For the uninitiated: Maryland’s “Move Over” law stipulates that passing drivers must slow down or change lanes to give space to protected categories of vehicles (and by proxy, their drivers and crews) that have stopped on the side of the road. This is especially meant to protect drivers stopped on the shoulder of the highway. The high speeds of cars traveling on the highway and low visibility on long stretches of these routes can lead to catastrophe if vehicles on the shoulder are not highly visible and given space.
The newest expansion to Maryland’s Move Over law went into effect on October 1st, 2022. The law now requires motorists to decelerate or change lanes when approaching any stopped vehicle displaying hazard lights or road flares. This extra safety precaution can be applied to all motorists, whether they’re state or municipal employees or just private citizens. Maryland is just the 8th state in the US to implement such a wide-reaching Move Over law. Failure to abide by this new law can result in a misdemeanor charge, points on the offending driver’s license, and a fine. The fine has the potential to escalate dramatically if the offending driver’s failure to make space or slow down leads to a crash, serious injury, or death. It can balloon from $110 all the way to $750!
So drivers should take care to abide by this new law to protect their property, health, and financial wellbeing along with that of their fellow motorists. But what if you are the stopped driver? For your own sake and for the sake of those around you it is of the utmost importance that you find a place to stop in the event of suspected mechanical trouble, a health crisis, or mental exhaustion or impairment that limits your ability to safely operate your vehicle.
Once stopped in a safe place, you should put on your hazard lights, engage your parking brake, and turn your wheels away from traffic. If you have reflective signs or road flares, be sure to deploy them for increased visibility. If you have a flat tire, do not attempt to change it unless you can be certain it is safe to do so. In the event of you have a more severe mechanical issue, contact roadside assistance and find a safe place to wait for their arrival. Do not attempt to flag down passing motorists, and only walk in search of assistance if absolutely necessary.
If you’ve been involved in a car accident while stopped on the side of the road, it’s only natural to feel overwhelmed by the circumstances. You may be dealing with extensive car repairs or even buying a replacement vehicle, You may be paying medical bills, or missing work and losing wages. You don’t need to face it all alone.

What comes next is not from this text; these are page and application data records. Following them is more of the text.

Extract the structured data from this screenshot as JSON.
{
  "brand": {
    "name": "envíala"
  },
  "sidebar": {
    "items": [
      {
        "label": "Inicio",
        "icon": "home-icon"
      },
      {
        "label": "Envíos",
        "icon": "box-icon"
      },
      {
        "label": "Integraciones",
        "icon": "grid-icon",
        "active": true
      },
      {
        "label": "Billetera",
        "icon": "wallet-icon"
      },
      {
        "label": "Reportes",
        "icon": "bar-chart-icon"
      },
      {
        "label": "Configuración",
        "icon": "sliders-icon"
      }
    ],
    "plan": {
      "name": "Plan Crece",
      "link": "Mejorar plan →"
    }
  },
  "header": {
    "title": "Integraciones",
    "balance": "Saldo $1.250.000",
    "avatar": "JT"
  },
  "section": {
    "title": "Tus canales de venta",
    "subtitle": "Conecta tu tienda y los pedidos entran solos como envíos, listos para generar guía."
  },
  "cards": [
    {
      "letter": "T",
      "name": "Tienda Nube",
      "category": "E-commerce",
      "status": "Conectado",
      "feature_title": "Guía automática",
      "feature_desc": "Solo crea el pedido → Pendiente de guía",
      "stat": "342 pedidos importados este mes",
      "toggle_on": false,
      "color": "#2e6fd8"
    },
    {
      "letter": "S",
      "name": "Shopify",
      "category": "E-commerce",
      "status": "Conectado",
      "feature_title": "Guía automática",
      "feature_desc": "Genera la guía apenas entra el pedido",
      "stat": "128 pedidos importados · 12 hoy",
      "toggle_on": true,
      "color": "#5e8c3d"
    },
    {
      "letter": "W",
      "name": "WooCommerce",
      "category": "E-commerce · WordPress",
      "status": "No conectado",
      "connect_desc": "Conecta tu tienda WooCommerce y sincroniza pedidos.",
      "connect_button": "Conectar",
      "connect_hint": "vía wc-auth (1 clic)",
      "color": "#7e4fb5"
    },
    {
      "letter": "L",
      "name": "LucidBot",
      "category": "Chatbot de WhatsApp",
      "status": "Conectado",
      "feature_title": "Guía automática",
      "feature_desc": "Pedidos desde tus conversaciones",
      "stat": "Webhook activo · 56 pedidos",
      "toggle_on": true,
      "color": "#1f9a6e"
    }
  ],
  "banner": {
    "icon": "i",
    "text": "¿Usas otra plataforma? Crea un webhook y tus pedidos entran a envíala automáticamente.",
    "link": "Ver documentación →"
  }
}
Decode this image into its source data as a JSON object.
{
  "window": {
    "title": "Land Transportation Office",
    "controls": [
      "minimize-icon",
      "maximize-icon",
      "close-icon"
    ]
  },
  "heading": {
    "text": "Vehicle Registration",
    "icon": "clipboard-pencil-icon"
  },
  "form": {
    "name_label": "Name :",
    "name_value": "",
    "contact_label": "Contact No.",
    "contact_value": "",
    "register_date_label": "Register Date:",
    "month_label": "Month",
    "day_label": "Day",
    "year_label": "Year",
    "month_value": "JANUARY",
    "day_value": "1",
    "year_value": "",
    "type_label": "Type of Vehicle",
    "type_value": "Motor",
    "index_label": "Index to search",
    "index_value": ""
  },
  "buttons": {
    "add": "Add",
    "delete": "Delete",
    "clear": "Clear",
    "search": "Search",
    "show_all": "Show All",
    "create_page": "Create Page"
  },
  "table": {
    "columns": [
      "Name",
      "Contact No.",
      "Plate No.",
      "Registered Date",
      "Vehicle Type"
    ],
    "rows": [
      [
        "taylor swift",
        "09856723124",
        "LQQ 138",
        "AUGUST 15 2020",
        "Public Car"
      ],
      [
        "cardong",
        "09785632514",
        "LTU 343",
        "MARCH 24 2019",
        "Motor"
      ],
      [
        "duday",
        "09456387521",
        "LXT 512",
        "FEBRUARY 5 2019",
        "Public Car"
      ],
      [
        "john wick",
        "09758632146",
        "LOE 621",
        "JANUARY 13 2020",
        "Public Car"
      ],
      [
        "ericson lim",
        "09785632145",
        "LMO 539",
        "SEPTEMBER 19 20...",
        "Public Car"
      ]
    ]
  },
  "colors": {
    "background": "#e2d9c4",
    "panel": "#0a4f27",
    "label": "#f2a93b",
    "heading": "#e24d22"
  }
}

The attorneys at Malloy Law Offices specialize in auto accidents and can seek compensation on your behalf, leaving you free to focus on your physical and emotional recovery. Our experienced and diverse team will consult with you free of charge and evaluate your case. Don’t wait. Contact Malloy Law today.